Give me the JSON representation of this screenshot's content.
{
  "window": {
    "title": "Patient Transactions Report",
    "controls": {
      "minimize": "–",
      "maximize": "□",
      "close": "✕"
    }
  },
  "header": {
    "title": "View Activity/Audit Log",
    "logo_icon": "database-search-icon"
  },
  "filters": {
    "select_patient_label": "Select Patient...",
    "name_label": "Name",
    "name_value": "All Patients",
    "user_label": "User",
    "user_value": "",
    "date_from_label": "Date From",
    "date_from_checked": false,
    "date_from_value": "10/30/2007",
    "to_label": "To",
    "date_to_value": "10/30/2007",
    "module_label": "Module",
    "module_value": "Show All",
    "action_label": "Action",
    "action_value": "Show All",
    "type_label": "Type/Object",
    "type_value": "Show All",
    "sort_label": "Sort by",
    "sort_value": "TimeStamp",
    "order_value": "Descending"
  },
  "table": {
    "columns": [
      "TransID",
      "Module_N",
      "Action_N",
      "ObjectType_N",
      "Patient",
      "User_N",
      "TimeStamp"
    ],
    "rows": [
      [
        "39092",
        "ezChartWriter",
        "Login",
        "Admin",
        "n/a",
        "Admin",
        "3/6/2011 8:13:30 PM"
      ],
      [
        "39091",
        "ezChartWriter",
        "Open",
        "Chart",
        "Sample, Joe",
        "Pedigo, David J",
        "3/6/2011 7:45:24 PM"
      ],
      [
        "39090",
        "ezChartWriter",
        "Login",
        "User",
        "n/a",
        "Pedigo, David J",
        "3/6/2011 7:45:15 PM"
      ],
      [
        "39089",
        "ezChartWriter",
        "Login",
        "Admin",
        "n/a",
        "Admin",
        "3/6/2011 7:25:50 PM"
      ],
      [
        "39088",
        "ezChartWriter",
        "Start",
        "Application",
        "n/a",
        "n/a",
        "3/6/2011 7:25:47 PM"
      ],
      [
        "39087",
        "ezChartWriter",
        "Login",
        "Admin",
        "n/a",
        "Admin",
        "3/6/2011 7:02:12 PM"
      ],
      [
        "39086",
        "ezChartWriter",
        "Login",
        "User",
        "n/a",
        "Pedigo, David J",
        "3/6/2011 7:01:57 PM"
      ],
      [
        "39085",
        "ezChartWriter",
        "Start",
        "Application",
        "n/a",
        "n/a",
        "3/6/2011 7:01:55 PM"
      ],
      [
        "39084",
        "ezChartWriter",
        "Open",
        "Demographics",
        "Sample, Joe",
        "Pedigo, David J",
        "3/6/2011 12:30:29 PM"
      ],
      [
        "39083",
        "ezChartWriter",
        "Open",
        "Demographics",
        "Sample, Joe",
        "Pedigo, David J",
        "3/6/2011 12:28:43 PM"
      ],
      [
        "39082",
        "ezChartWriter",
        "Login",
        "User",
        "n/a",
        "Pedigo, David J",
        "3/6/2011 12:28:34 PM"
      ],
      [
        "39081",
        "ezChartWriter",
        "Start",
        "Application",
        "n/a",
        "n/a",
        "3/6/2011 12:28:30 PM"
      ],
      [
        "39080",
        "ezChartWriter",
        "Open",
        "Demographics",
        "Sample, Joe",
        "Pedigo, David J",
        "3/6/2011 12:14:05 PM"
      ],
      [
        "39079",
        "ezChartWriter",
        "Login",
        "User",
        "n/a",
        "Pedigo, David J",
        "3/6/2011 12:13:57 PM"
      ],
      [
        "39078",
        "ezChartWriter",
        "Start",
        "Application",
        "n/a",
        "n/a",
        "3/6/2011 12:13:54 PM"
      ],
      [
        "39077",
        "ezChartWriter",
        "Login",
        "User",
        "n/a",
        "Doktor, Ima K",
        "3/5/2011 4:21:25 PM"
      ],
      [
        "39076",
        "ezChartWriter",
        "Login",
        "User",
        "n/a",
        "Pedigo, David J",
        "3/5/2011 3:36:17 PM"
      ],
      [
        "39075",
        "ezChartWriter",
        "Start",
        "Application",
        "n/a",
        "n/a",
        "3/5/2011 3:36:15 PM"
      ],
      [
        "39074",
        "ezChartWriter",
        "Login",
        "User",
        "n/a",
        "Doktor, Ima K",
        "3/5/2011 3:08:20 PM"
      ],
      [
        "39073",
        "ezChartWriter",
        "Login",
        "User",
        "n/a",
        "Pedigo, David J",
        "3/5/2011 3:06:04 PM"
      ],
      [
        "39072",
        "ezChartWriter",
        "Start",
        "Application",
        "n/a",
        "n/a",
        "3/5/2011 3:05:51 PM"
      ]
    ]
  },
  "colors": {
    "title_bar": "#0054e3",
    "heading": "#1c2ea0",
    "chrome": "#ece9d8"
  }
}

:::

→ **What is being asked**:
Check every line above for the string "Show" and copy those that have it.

→ **Output of the task**:
    "module_value": "Show All",
    "action_value": "Show All",
    "type_value": "Show All",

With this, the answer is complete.